The simplest, safest, and most cost-effective way to invest in the stock market is with a small collection of index funds through Vanguard. Index funds allow you to invest in a wide range of asset classes at rock-bottom cost.
Alexander Green’s “Gone Fishing Portfolio” is the best implementation of this strategy that I have come across.
Based on a Nobel prize-winning strategy of asset allocation that will reduce your risk and maximize your returns — no matter what the market is doing.
And whatever you do, do NOT watch financial news of any kind on tv, or the internet or the newspapers. Forget they exist. They certainly do not exist to help you make better investing decisions. Trust me on that.
Now, about that caveat I mentioned up above: I said that investing in the world stock and bond markets are the closest thing to a free lunch that there is.
The caveat to that is: only if you don’t sell when the markets tank. (Which they will, and you shouldn’t worry about it.)
Simply follow the “Gone Fishing Portfolio” plan, and you will sleep soundly at night, outperform the S&P 500 over the long haul, and spend about 20 minutes per year managing your investments.
And that is about as close to a free lunch as you’re gonna get. (That’s legal, anyway.)
To get started building your financial future, I recommend opening an investment account at Vanguard.

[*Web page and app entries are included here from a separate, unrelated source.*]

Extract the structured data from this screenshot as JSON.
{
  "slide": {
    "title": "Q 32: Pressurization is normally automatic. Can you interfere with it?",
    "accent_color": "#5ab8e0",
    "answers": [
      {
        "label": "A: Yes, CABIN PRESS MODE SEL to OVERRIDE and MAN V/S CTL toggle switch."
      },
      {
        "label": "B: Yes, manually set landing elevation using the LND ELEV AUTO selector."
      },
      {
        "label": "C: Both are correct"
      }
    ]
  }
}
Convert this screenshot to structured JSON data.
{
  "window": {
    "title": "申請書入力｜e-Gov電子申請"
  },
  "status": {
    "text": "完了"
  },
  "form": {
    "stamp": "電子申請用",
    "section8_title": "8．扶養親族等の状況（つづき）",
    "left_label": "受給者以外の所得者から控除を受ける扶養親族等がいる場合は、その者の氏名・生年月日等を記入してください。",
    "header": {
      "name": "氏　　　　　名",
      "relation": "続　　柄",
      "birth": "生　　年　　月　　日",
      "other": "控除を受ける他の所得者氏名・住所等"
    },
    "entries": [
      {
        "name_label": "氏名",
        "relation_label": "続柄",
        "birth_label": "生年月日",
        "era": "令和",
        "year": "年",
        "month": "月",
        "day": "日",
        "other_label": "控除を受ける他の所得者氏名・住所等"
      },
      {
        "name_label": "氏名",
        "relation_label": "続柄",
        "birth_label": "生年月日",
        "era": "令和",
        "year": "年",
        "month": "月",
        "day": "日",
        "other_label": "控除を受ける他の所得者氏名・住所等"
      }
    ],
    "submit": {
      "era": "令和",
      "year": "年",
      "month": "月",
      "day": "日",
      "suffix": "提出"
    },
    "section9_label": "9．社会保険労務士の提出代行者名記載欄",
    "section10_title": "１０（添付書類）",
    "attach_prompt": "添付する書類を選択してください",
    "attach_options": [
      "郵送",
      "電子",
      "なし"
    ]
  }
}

The Gone Fishing Portfolio book will guide you in selecting the exact Vanguard funds to buy, and how much to buy.